DATA SHOWN below:
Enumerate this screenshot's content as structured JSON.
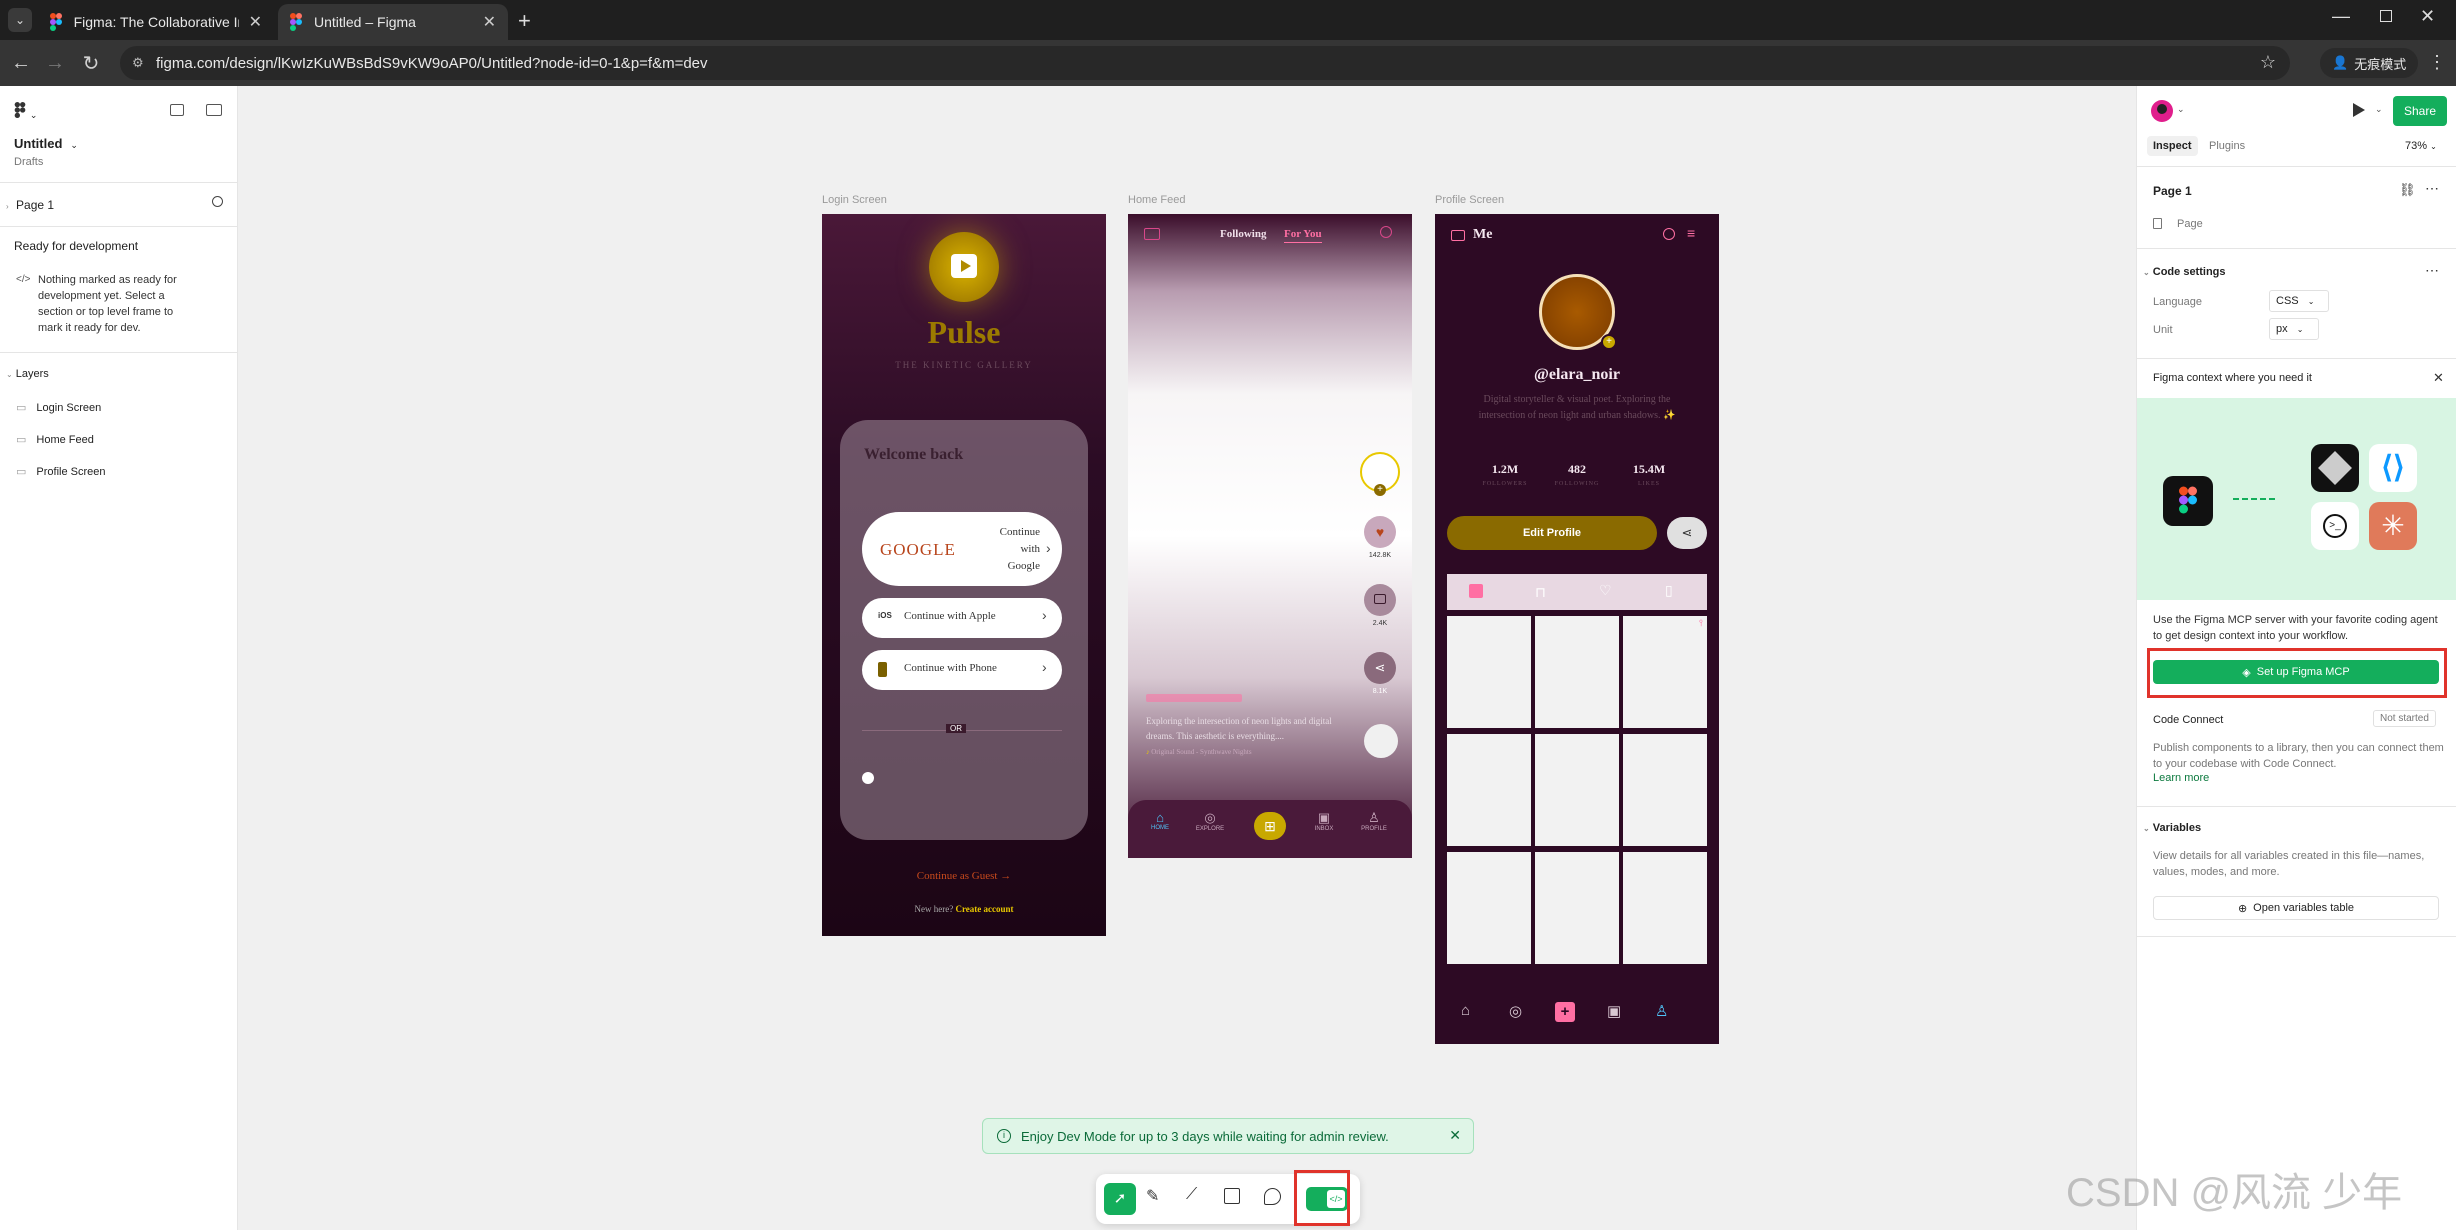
{
  "browser": {
    "tabs": [
      {
        "title": "Figma: The Collaborative Inte"
      },
      {
        "title": "Untitled – Figma"
      }
    ],
    "url": "figma.com/design/lKwIzKuWBsBdS9vKW9oAP0/Untitled?node-id=0-1&p=f&m=dev",
    "incognito_label": "无痕模式"
  },
  "left_panel": {
    "file_name": "Untitled",
    "file_location": "Drafts",
    "page": "Page 1",
    "ready_title": "Ready for development",
    "ready_desc": "Nothing marked as ready for development yet. Select a section or top level frame to mark it ready for dev.",
    "layers_title": "Layers",
    "layers": [
      "Login Screen",
      "Home Feed",
      "Profile Screen"
    ]
  },
  "canvas": {
    "login": {
      "label": "Login Screen",
      "app_name": "Pulse",
      "tagline": "THE KINETIC GALLERY",
      "welcome": "Welcome back",
      "google_logo": "GOOGLE",
      "google_btn": "Continue with Google",
      "apple_btn": "Continue with Apple",
      "ios_tag": "iOS",
      "phone_btn": "Continue with Phone",
      "or": "OR",
      "guest": "Continue as Guest →",
      "new_here": "New here?",
      "create_account": "Create account"
    },
    "home": {
      "label": "Home Feed",
      "tab_following": "Following",
      "tab_foryou": "For You",
      "likes": "142.8K",
      "comments": "2.4K",
      "shares": "8.1K",
      "caption": "Exploring the intersection of neon lights and digital dreams. This aesthetic is everything....",
      "sound": "Original Sound - Synthwave Nights",
      "nav": [
        "HOME",
        "EXPLORE",
        "INBOX",
        "PROFILE"
      ]
    },
    "profile": {
      "label": "Profile Screen",
      "title": "Me",
      "username": "@elara_noir",
      "bio": "Digital storyteller & visual poet. Exploring the intersection of neon light and urban shadows. ✨",
      "stats": [
        {
          "value": "1.2M",
          "label": "FOLLOWERS"
        },
        {
          "value": "482",
          "label": "FOLLOWING"
        },
        {
          "value": "15.4M",
          "label": "LIKES"
        }
      ],
      "edit_btn": "Edit Profile"
    },
    "toast": "Enjoy Dev Mode for up to 3 days while waiting for admin review."
  },
  "right_panel": {
    "share": "Share",
    "tabs": [
      "Inspect",
      "Plugins"
    ],
    "zoom": "73%",
    "page_title": "Page 1",
    "page_type": "Page",
    "code_settings": "Code settings",
    "language_label": "Language",
    "language_value": "CSS",
    "unit_label": "Unit",
    "unit_value": "px",
    "mcp_title": "Figma context where you need it",
    "mcp_desc": "Use the Figma MCP server with your favorite coding agent to get design context into your workflow.",
    "mcp_btn": "Set up Figma MCP",
    "code_connect": "Code Connect",
    "code_connect_status": "Not started",
    "code_connect_desc": "Publish components to a library, then you can connect them to your codebase with Code Connect.",
    "learn_more": "Learn more",
    "variables": "Variables",
    "variables_desc": "View details for all variables created in this file—names, values, modes, and more.",
    "variables_btn": "Open variables table"
  },
  "watermark": "CSDN @风流 少年",
  "colors": {
    "accent": "#14ae5c",
    "figma_blue": "#0d99ff",
    "gold": "#d4af37",
    "pink": "#ff6fa3",
    "highlight": "#e0332b"
  }
}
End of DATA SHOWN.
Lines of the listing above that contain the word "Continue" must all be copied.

__OUTPUT OF THE EXERCISE__:
      "google_btn": "Continue with Google",
      "apple_btn": "Continue with Apple",
      "phone_btn": "Continue with Phone",
      "guest": "Continue as Guest →",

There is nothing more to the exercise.